**What this task involves:** Go through the entries below and copy each line that holds the word "delta".

**Task data:**
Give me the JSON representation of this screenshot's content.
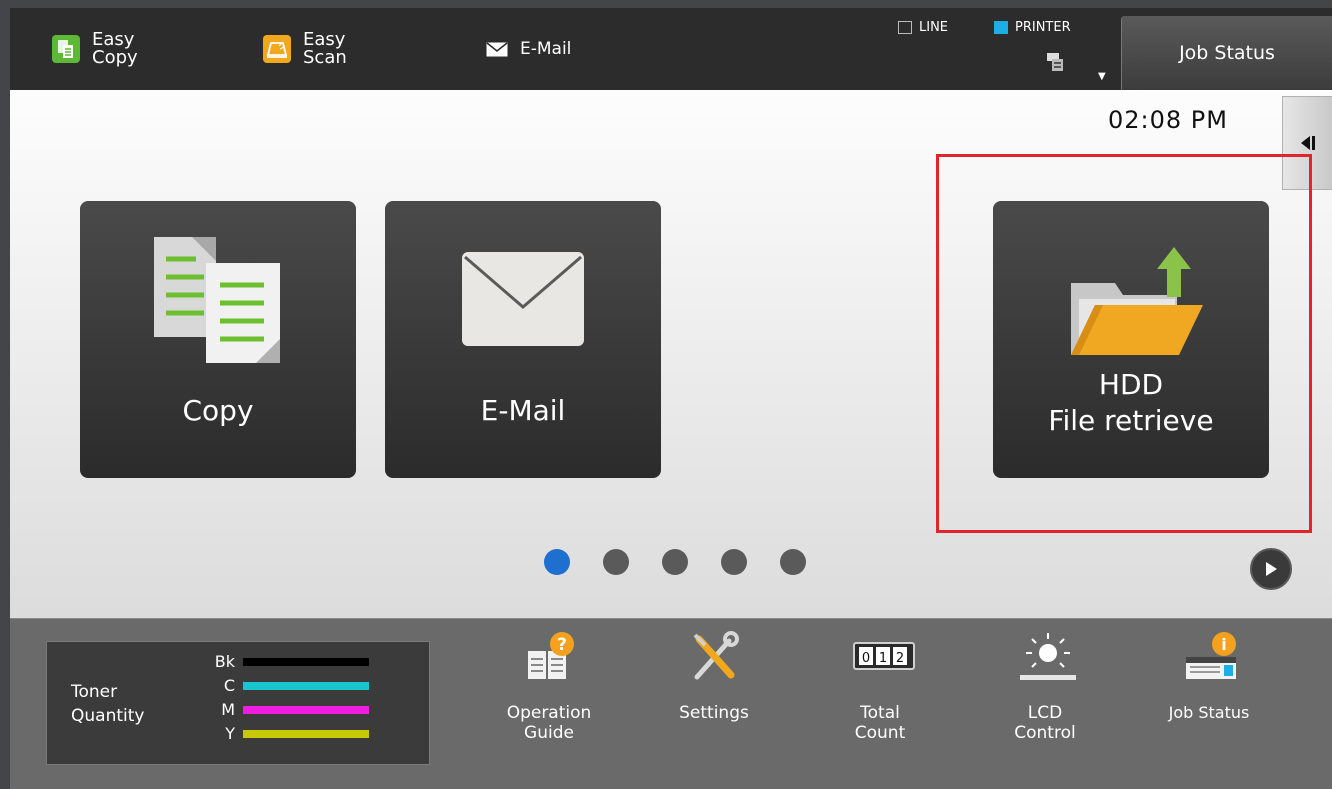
{
  "topbar": {
    "easy_copy": {
      "line1": "Easy",
      "line2": "Copy"
    },
    "easy_scan": {
      "line1": "Easy",
      "line2": "Scan"
    },
    "email": "E-Mail",
    "line_indicator": "LINE",
    "printer_indicator": "PRINTER",
    "job_status": "Job Status"
  },
  "main": {
    "clock": "02:08 PM",
    "tiles": {
      "copy": "Copy",
      "email": "E-Mail",
      "hdd_line1": "HDD",
      "hdd_line2": "File retrieve"
    },
    "page_count": 5,
    "current_page": 1
  },
  "bottombar": {
    "toner": {
      "title_line1": "Toner",
      "title_line2": "Quantity",
      "levels": [
        {
          "label": "Bk",
          "color": "#000000"
        },
        {
          "label": "C",
          "color": "#19c6cf"
        },
        {
          "label": "M",
          "color": "#ee1ee0"
        },
        {
          "label": "Y",
          "color": "#c8c80a"
        }
      ]
    },
    "operation_guide": {
      "line1": "Operation",
      "line2": "Guide"
    },
    "settings": "Settings",
    "total_count": {
      "line1": "Total",
      "line2": "Count"
    },
    "lcd_control": {
      "line1": "LCD",
      "line2": "Control"
    },
    "job_status": "Job Status"
  },
  "colors": {
    "highlight": "#e0262c",
    "active_dot": "#1f6fd1",
    "printer_indicator": "#1eaee6"
  },
  "icons": [
    "easy-copy-icon",
    "easy-scan-icon",
    "mail-icon",
    "printer-icon",
    "collapse-arrow-icon",
    "copy-documents-icon",
    "envelope-icon",
    "folder-upload-icon",
    "play-arrow-icon",
    "operation-guide-icon",
    "settings-tools-icon",
    "counter-icon",
    "brightness-icon",
    "job-status-icon"
  ]
}
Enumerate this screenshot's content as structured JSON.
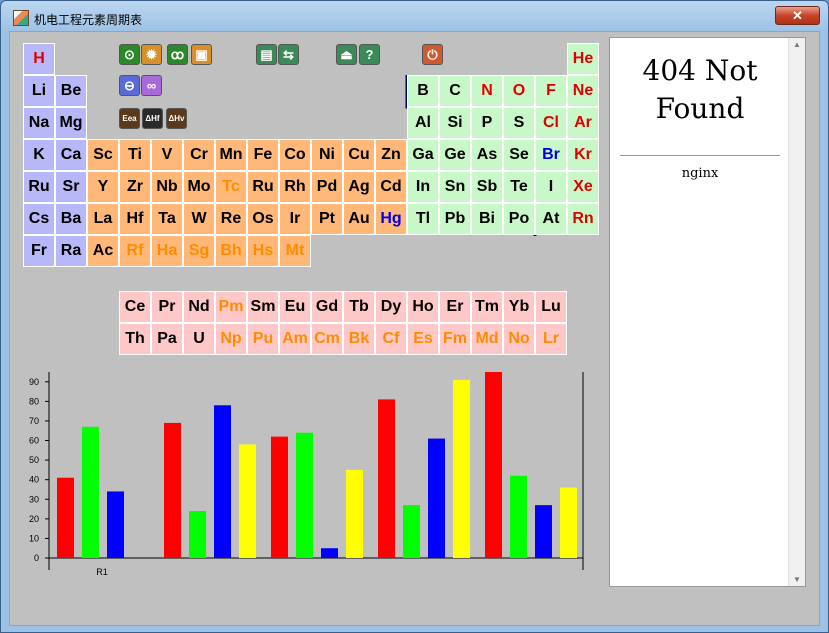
{
  "window": {
    "title": "机电工程元素周期表",
    "close_label": "✕"
  },
  "toolbar": {
    "buttons": [
      {
        "icon": "atom-icon",
        "glyph": "⊙",
        "color": "#2a8a2a"
      },
      {
        "icon": "gear-icon",
        "glyph": "✹",
        "color": "#d8902a"
      },
      {
        "icon": "molecule-icon",
        "glyph": "ꝏ",
        "color": "#2a8a2a"
      },
      {
        "icon": "square-icon",
        "glyph": "▣",
        "color": "#d8902a"
      },
      {
        "icon": "chart-icon",
        "glyph": "▤",
        "color": "#3a8a5a"
      },
      {
        "icon": "swap-icon",
        "glyph": "⇆",
        "color": "#3a8a5a"
      },
      {
        "icon": "eject-icon",
        "glyph": "⏏",
        "color": "#3a8a5a"
      },
      {
        "icon": "help-icon",
        "glyph": "?",
        "color": "#3a8a5a"
      },
      {
        "icon": "power-icon",
        "glyph": "⏻",
        "color": "#d05a30"
      },
      {
        "icon": "link-icon",
        "glyph": "⊖",
        "color": "#5a6ad8"
      },
      {
        "icon": "chain-icon",
        "glyph": "∞",
        "color": "#a86ad8"
      },
      {
        "icon": "eea-icon",
        "glyph": "Eea",
        "color": "#5a3a1a"
      },
      {
        "icon": "delta-hf-icon",
        "glyph": "ΔHf",
        "color": "#2a2a2a"
      },
      {
        "icon": "delta-hv-icon",
        "glyph": "ΔHv",
        "color": "#5a3a1a"
      }
    ]
  },
  "colors": {
    "s_block": "#b8b8f8",
    "d_block": "#ffb878",
    "p_block": "#c8f8c8",
    "f_block": "#ffc8c8",
    "red": "#e00000",
    "orange": "#ff8c00",
    "blue": "#0000e0",
    "black": "#000000"
  },
  "elements": [
    {
      "s": "H",
      "g": 1,
      "r": 1,
      "b": "s",
      "c": "red"
    },
    {
      "s": "He",
      "g": 18,
      "r": 1,
      "b": "p",
      "c": "red"
    },
    {
      "s": "Li",
      "g": 1,
      "r": 2,
      "b": "s",
      "c": "black"
    },
    {
      "s": "Be",
      "g": 2,
      "r": 2,
      "b": "s",
      "c": "black"
    },
    {
      "s": "B",
      "g": 13,
      "r": 2,
      "b": "p",
      "c": "black"
    },
    {
      "s": "C",
      "g": 14,
      "r": 2,
      "b": "p",
      "c": "black"
    },
    {
      "s": "N",
      "g": 15,
      "r": 2,
      "b": "p",
      "c": "red"
    },
    {
      "s": "O",
      "g": 16,
      "r": 2,
      "b": "p",
      "c": "red"
    },
    {
      "s": "F",
      "g": 17,
      "r": 2,
      "b": "p",
      "c": "red"
    },
    {
      "s": "Ne",
      "g": 18,
      "r": 2,
      "b": "p",
      "c": "red"
    },
    {
      "s": "Na",
      "g": 1,
      "r": 3,
      "b": "s",
      "c": "black"
    },
    {
      "s": "Mg",
      "g": 2,
      "r": 3,
      "b": "s",
      "c": "black"
    },
    {
      "s": "Al",
      "g": 13,
      "r": 3,
      "b": "p",
      "c": "black"
    },
    {
      "s": "Si",
      "g": 14,
      "r": 3,
      "b": "p",
      "c": "black"
    },
    {
      "s": "P",
      "g": 15,
      "r": 3,
      "b": "p",
      "c": "black"
    },
    {
      "s": "S",
      "g": 16,
      "r": 3,
      "b": "p",
      "c": "black"
    },
    {
      "s": "Cl",
      "g": 17,
      "r": 3,
      "b": "p",
      "c": "red"
    },
    {
      "s": "Ar",
      "g": 18,
      "r": 3,
      "b": "p",
      "c": "red"
    },
    {
      "s": "K",
      "g": 1,
      "r": 4,
      "b": "s",
      "c": "black"
    },
    {
      "s": "Ca",
      "g": 2,
      "r": 4,
      "b": "s",
      "c": "black"
    },
    {
      "s": "Sc",
      "g": 3,
      "r": 4,
      "b": "d",
      "c": "black"
    },
    {
      "s": "Ti",
      "g": 4,
      "r": 4,
      "b": "d",
      "c": "black"
    },
    {
      "s": "V",
      "g": 5,
      "r": 4,
      "b": "d",
      "c": "black"
    },
    {
      "s": "Cr",
      "g": 6,
      "r": 4,
      "b": "d",
      "c": "black"
    },
    {
      "s": "Mn",
      "g": 7,
      "r": 4,
      "b": "d",
      "c": "black"
    },
    {
      "s": "Fe",
      "g": 8,
      "r": 4,
      "b": "d",
      "c": "black"
    },
    {
      "s": "Co",
      "g": 9,
      "r": 4,
      "b": "d",
      "c": "black"
    },
    {
      "s": "Ni",
      "g": 10,
      "r": 4,
      "b": "d",
      "c": "black"
    },
    {
      "s": "Cu",
      "g": 11,
      "r": 4,
      "b": "d",
      "c": "black"
    },
    {
      "s": "Zn",
      "g": 12,
      "r": 4,
      "b": "d",
      "c": "black"
    },
    {
      "s": "Ga",
      "g": 13,
      "r": 4,
      "b": "p",
      "c": "black"
    },
    {
      "s": "Ge",
      "g": 14,
      "r": 4,
      "b": "p",
      "c": "black"
    },
    {
      "s": "As",
      "g": 15,
      "r": 4,
      "b": "p",
      "c": "black"
    },
    {
      "s": "Se",
      "g": 16,
      "r": 4,
      "b": "p",
      "c": "black"
    },
    {
      "s": "Br",
      "g": 17,
      "r": 4,
      "b": "p",
      "c": "blue"
    },
    {
      "s": "Kr",
      "g": 18,
      "r": 4,
      "b": "p",
      "c": "red"
    },
    {
      "s": "Ru",
      "g": 1,
      "r": 5,
      "b": "s",
      "c": "black"
    },
    {
      "s": "Sr",
      "g": 2,
      "r": 5,
      "b": "s",
      "c": "black"
    },
    {
      "s": "Y",
      "g": 3,
      "r": 5,
      "b": "d",
      "c": "black"
    },
    {
      "s": "Zr",
      "g": 4,
      "r": 5,
      "b": "d",
      "c": "black"
    },
    {
      "s": "Nb",
      "g": 5,
      "r": 5,
      "b": "d",
      "c": "black"
    },
    {
      "s": "Mo",
      "g": 6,
      "r": 5,
      "b": "d",
      "c": "black"
    },
    {
      "s": "Tc",
      "g": 7,
      "r": 5,
      "b": "d",
      "c": "orange"
    },
    {
      "s": "Ru",
      "g": 8,
      "r": 5,
      "b": "d",
      "c": "black"
    },
    {
      "s": "Rh",
      "g": 9,
      "r": 5,
      "b": "d",
      "c": "black"
    },
    {
      "s": "Pd",
      "g": 10,
      "r": 5,
      "b": "d",
      "c": "black"
    },
    {
      "s": "Ag",
      "g": 11,
      "r": 5,
      "b": "d",
      "c": "black"
    },
    {
      "s": "Cd",
      "g": 12,
      "r": 5,
      "b": "d",
      "c": "black"
    },
    {
      "s": "In",
      "g": 13,
      "r": 5,
      "b": "p",
      "c": "black"
    },
    {
      "s": "Sn",
      "g": 14,
      "r": 5,
      "b": "p",
      "c": "black"
    },
    {
      "s": "Sb",
      "g": 15,
      "r": 5,
      "b": "p",
      "c": "black"
    },
    {
      "s": "Te",
      "g": 16,
      "r": 5,
      "b": "p",
      "c": "black"
    },
    {
      "s": "I",
      "g": 17,
      "r": 5,
      "b": "p",
      "c": "black"
    },
    {
      "s": "Xe",
      "g": 18,
      "r": 5,
      "b": "p",
      "c": "red"
    },
    {
      "s": "Cs",
      "g": 1,
      "r": 6,
      "b": "s",
      "c": "black"
    },
    {
      "s": "Ba",
      "g": 2,
      "r": 6,
      "b": "s",
      "c": "black"
    },
    {
      "s": "La",
      "g": 3,
      "r": 6,
      "b": "d",
      "c": "black"
    },
    {
      "s": "Hf",
      "g": 4,
      "r": 6,
      "b": "d",
      "c": "black"
    },
    {
      "s": "Ta",
      "g": 5,
      "r": 6,
      "b": "d",
      "c": "black"
    },
    {
      "s": "W",
      "g": 6,
      "r": 6,
      "b": "d",
      "c": "black"
    },
    {
      "s": "Re",
      "g": 7,
      "r": 6,
      "b": "d",
      "c": "black"
    },
    {
      "s": "Os",
      "g": 8,
      "r": 6,
      "b": "d",
      "c": "black"
    },
    {
      "s": "Ir",
      "g": 9,
      "r": 6,
      "b": "d",
      "c": "black"
    },
    {
      "s": "Pt",
      "g": 10,
      "r": 6,
      "b": "d",
      "c": "black"
    },
    {
      "s": "Au",
      "g": 11,
      "r": 6,
      "b": "d",
      "c": "black"
    },
    {
      "s": "Hg",
      "g": 12,
      "r": 6,
      "b": "d",
      "c": "blue"
    },
    {
      "s": "Tl",
      "g": 13,
      "r": 6,
      "b": "p",
      "c": "black"
    },
    {
      "s": "Pb",
      "g": 14,
      "r": 6,
      "b": "p",
      "c": "black"
    },
    {
      "s": "Bi",
      "g": 15,
      "r": 6,
      "b": "p",
      "c": "black"
    },
    {
      "s": "Po",
      "g": 16,
      "r": 6,
      "b": "p",
      "c": "black"
    },
    {
      "s": "At",
      "g": 17,
      "r": 6,
      "b": "p",
      "c": "black"
    },
    {
      "s": "Rn",
      "g": 18,
      "r": 6,
      "b": "p",
      "c": "red"
    },
    {
      "s": "Fr",
      "g": 1,
      "r": 7,
      "b": "s",
      "c": "black"
    },
    {
      "s": "Ra",
      "g": 2,
      "r": 7,
      "b": "s",
      "c": "black"
    },
    {
      "s": "Ac",
      "g": 3,
      "r": 7,
      "b": "d",
      "c": "black"
    },
    {
      "s": "Rf",
      "g": 4,
      "r": 7,
      "b": "d",
      "c": "orange"
    },
    {
      "s": "Ha",
      "g": 5,
      "r": 7,
      "b": "d",
      "c": "orange"
    },
    {
      "s": "Sg",
      "g": 6,
      "r": 7,
      "b": "d",
      "c": "orange"
    },
    {
      "s": "Bh",
      "g": 7,
      "r": 7,
      "b": "d",
      "c": "orange"
    },
    {
      "s": "Hs",
      "g": 8,
      "r": 7,
      "b": "d",
      "c": "orange"
    },
    {
      "s": "Mt",
      "g": 9,
      "r": 7,
      "b": "d",
      "c": "orange"
    }
  ],
  "lanthanides": [
    {
      "s": "Ce",
      "c": "black"
    },
    {
      "s": "Pr",
      "c": "black"
    },
    {
      "s": "Nd",
      "c": "black"
    },
    {
      "s": "Pm",
      "c": "orange"
    },
    {
      "s": "Sm",
      "c": "black"
    },
    {
      "s": "Eu",
      "c": "black"
    },
    {
      "s": "Gd",
      "c": "black"
    },
    {
      "s": "Tb",
      "c": "black"
    },
    {
      "s": "Dy",
      "c": "black"
    },
    {
      "s": "Ho",
      "c": "black"
    },
    {
      "s": "Er",
      "c": "black"
    },
    {
      "s": "Tm",
      "c": "black"
    },
    {
      "s": "Yb",
      "c": "black"
    },
    {
      "s": "Lu",
      "c": "black"
    }
  ],
  "actinides": [
    {
      "s": "Th",
      "c": "black"
    },
    {
      "s": "Pa",
      "c": "black"
    },
    {
      "s": "U",
      "c": "black"
    },
    {
      "s": "Np",
      "c": "orange"
    },
    {
      "s": "Pu",
      "c": "orange"
    },
    {
      "s": "Am",
      "c": "orange"
    },
    {
      "s": "Cm",
      "c": "orange"
    },
    {
      "s": "Bk",
      "c": "orange"
    },
    {
      "s": "Cf",
      "c": "orange"
    },
    {
      "s": "Es",
      "c": "orange"
    },
    {
      "s": "Fm",
      "c": "orange"
    },
    {
      "s": "Md",
      "c": "orange"
    },
    {
      "s": "No",
      "c": "orange"
    },
    {
      "s": "Lr",
      "c": "orange"
    }
  ],
  "browser": {
    "title": "404 Not Found",
    "footer": "nginx",
    "scroll_up": "▲",
    "scroll_down": "▼"
  },
  "chart_data": {
    "type": "bar",
    "categories": [
      "R1"
    ],
    "ylim": [
      0,
      95
    ],
    "yticks": [
      0,
      10,
      20,
      30,
      40,
      50,
      60,
      70,
      80,
      90
    ],
    "bar_colors": [
      "#ff0000",
      "#00ff00",
      "#0000ff",
      "#ffff00"
    ],
    "groups": [
      {
        "values": [
          41,
          67,
          34,
          null
        ]
      },
      {
        "values": [
          69,
          24,
          78,
          58
        ]
      },
      {
        "values": [
          62,
          64,
          5,
          45
        ]
      },
      {
        "values": [
          81,
          27,
          61,
          91
        ]
      },
      {
        "values": [
          95,
          42,
          27,
          36
        ]
      }
    ]
  }
}
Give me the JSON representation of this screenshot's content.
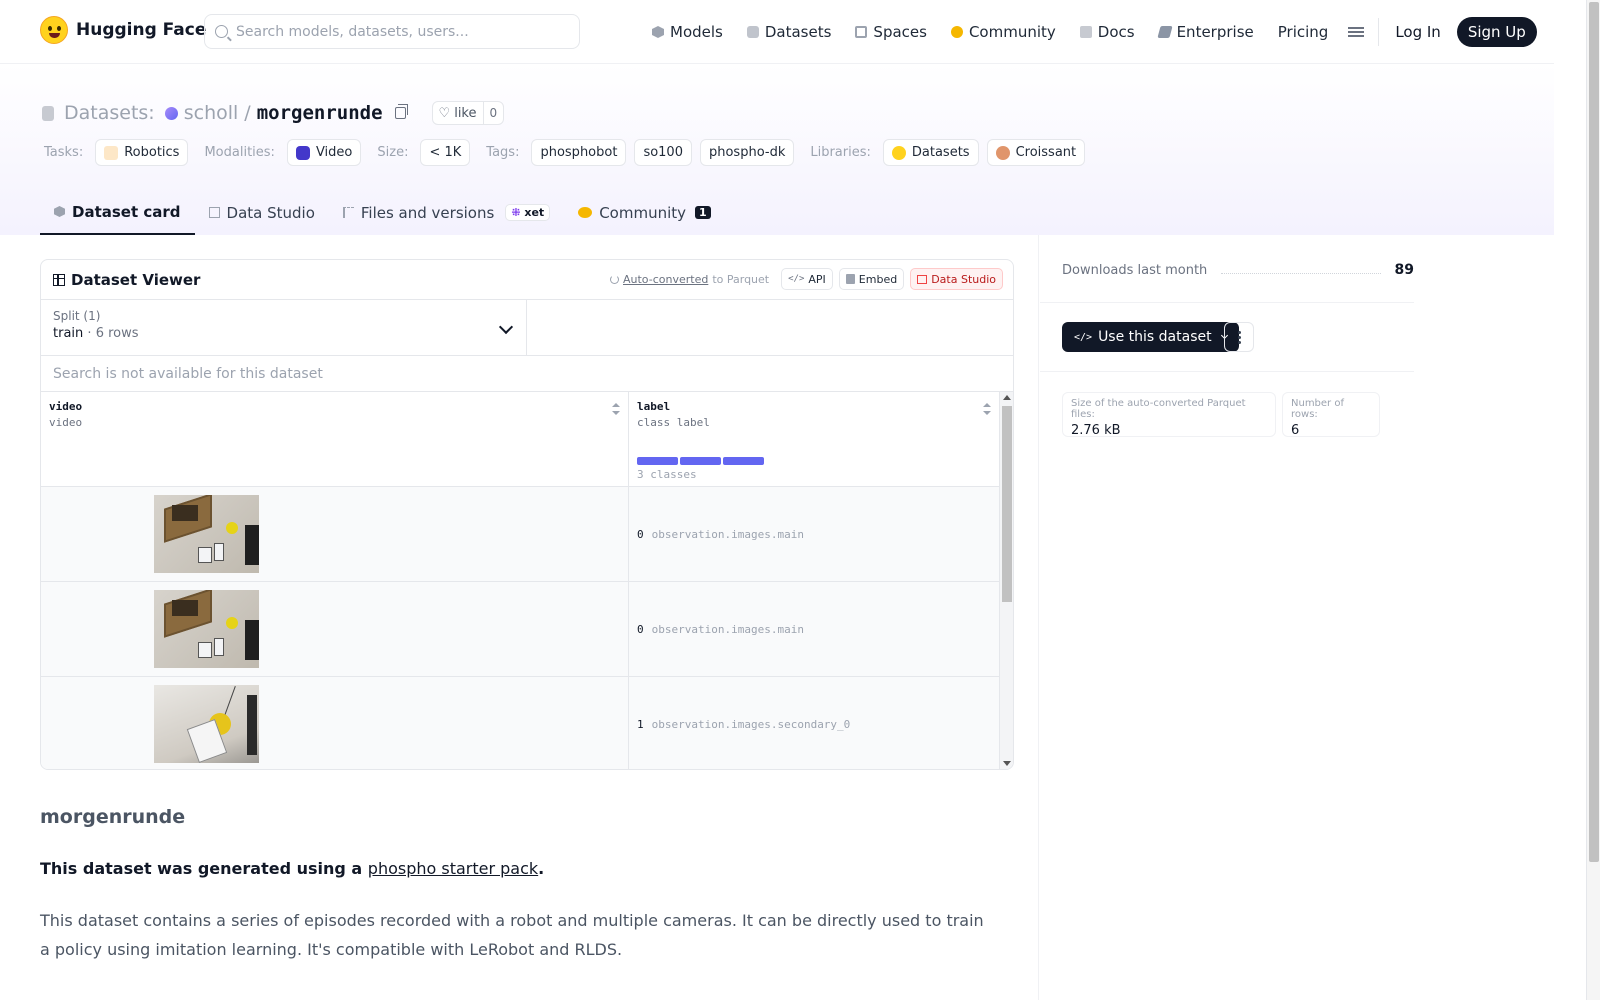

**Exercise output:**
        "icon": "delta-hf-icon",
        "icon": "delta-hv-icon",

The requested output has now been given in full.